While working from offices adjacent to their famous nightclub, multi-media entertainment business Ministry of Sound realised the joys of blending work life and nightlife. Finding existing vacant workspaces in the capital unsuited to the social nature of creative businesses, they set about replicating that original dynamic. “We looked at what was available in the market and were profoundly depressed,” says company chair Lohan Presencer. “So we went back to basics to design a product to suit people like us.”
The end result is The Ministry, a shared workspace-cum-members’ club just a stone’s throw from the legendary venue. The space, which opened in July, gravitates around a central 22-metre-long bar and includes a 200-cover restaurant, terrace, basement cinema and soundproof music-production studios, as well as more traditional features such as private workspaces, conference rooms and meeting spaces. South London design practice Squire & Partners was enlisted to convert the former printworks, using its pared-back approach to restore original and industrial features and add high-quality modern furnishings.
Echoing the strict door policy of the club, occupants of the site in Elephant and Castle are handpicked to ensure that they meet the creative ethos of the brand. So far, says Presencer, this means a mix of businesses working in the TV, film, fashion, PR and music industries.
Almost all the tenants have now been found and The Ministry is expected to reach full occupancy by the end of the year. Beyond that, says Presencer, “We look for the next one.”
Beirut — Identity
When Mitsulift, a Mitsubishi Electric joint venture and Lebanon’s leading lift company, wanted its identity overhauled it decided to approach the Brussels office of Base Design. “The simple concept of going up and down was obvious because we could do everything with that,” says Thierry Brunfaut, partner and creative director at Base.
Mitsulift’s former identity failed to reflect its promise of a safe and reliable ride. “Just because it’s corporate, doesn’t mean it cannot have any emotional ideas or concepts,” says Brunfaut. “Our approach was much less technical and much more poetic, more about the elevation of people.” The logo illustrates both the literal movement of lifts and the notion of urban progress: the suggestion is that cities can rise to new heights thanks to Mitsulift’s expertise.
Sustainability is close to Umberto De Marco’s heart: just over 50 years ago his father, Enrico, developed an eco-friendly synthetic leather material.
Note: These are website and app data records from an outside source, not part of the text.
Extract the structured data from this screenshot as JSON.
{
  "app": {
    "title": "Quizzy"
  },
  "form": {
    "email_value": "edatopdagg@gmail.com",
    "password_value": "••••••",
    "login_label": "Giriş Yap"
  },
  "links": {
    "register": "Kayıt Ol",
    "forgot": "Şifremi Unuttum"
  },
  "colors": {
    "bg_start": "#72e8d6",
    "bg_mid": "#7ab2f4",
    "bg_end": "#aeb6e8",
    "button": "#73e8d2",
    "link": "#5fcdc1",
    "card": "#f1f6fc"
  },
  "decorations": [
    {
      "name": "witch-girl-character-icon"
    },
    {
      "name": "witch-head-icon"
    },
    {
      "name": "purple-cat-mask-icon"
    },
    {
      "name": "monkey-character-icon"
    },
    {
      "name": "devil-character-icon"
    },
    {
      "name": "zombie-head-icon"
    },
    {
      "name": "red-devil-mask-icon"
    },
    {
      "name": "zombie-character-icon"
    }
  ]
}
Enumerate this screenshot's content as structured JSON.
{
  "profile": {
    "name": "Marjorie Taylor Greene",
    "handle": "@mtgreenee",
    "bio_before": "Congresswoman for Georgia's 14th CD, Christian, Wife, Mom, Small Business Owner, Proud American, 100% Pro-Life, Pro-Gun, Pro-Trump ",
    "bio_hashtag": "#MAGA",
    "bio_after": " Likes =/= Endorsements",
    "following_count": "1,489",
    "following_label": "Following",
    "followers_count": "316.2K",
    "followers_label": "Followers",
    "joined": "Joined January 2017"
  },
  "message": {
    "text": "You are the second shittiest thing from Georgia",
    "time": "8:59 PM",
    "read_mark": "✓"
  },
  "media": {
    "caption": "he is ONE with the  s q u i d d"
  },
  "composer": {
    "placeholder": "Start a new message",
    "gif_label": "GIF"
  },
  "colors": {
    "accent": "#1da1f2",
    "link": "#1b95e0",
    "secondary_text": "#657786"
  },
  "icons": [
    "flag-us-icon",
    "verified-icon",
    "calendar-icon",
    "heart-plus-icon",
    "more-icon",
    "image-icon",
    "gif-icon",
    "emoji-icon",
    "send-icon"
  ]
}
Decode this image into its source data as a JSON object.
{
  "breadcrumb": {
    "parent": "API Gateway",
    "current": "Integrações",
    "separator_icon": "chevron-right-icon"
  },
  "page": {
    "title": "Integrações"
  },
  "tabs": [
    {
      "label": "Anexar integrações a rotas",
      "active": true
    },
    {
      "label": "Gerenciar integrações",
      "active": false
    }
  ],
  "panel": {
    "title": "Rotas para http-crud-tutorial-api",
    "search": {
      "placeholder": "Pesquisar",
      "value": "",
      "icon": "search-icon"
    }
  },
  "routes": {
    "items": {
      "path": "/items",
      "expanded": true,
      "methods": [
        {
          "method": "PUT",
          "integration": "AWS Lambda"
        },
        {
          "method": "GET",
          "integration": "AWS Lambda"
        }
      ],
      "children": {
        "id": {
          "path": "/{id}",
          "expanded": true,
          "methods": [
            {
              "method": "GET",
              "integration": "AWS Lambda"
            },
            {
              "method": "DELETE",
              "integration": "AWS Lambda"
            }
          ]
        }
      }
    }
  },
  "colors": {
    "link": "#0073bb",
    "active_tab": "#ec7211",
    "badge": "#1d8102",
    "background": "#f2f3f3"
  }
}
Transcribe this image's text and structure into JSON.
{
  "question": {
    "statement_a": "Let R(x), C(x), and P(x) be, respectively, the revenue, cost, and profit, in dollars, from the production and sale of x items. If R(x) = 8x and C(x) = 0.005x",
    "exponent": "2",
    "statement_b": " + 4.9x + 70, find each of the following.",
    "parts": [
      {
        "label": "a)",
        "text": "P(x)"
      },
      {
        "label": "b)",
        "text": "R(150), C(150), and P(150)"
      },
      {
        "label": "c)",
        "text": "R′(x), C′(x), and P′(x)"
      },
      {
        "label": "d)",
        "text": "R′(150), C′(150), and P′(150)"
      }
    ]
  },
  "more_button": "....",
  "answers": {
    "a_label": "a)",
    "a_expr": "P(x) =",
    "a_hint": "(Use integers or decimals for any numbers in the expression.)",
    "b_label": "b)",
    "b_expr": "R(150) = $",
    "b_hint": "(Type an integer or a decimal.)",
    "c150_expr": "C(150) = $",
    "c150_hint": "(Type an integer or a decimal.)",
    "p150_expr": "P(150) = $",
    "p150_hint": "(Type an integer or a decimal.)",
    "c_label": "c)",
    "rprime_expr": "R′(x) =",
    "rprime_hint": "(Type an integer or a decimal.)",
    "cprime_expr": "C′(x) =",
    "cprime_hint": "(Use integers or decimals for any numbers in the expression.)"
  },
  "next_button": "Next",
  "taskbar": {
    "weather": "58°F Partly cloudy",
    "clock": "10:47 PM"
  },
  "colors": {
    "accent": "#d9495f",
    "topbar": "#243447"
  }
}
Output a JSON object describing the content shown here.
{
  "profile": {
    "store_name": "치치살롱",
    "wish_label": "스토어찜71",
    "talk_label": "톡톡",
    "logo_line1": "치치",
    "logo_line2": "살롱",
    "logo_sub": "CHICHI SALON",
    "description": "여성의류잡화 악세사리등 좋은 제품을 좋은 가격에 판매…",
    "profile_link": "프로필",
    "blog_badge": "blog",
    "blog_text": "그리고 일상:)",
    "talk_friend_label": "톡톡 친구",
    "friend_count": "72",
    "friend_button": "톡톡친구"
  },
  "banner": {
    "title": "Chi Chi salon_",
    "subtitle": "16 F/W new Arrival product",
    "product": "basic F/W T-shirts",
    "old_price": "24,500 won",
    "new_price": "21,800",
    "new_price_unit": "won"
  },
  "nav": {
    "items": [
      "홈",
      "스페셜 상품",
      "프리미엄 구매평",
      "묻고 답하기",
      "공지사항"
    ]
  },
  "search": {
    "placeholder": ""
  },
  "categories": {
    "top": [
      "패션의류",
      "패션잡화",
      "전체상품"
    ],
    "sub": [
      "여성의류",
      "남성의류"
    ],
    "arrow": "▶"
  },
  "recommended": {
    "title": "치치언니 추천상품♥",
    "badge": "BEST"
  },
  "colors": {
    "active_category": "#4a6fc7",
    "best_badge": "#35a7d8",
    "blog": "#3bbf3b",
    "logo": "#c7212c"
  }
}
Coronet Group, the company that spun out of that, is now a global manufacturer supplying fashion labels such as Louis Vuitton and Armani.
So when Umberto went looking for some ethical trainers two years ago and returned empty-handed, he decided “to create the world’s first luxury sustainable sneaker brand”. This year, having put Coronet’s expertise to good use, Umberto launched footwear firm Yatay (named after a palm tree indigenous to South America) with a line of trainers made in Italy from high-quality vegan leather.
Upon moving to Canada from Germany, Peter Tielmann noticed a lack of mid-priced modern furniture in his new home, which spurred the idea to start eq3, a Winnipeg-based furniture designer, manufacturer and retailer. eq3 collaborates with designers to create contemporary designs at accessible prices. Over the past 16 years it has established 14 shops in Canada and the US – but Tielmann still keeps 50 per cent of production at home in Winnipeg.
Q. What would you spend €5,000 on?
Answer: “I’d give it to Art City. Created by artist Wanda Koop – who’s originally from Winnipeg – it’s a great organisation that engages youth, particularly the underprivileged, in the arts.”
Big economies with big populations generally rely less on exports than smaller ones.
Exports as a percentage of GDP (2017)
Hong Kong: 188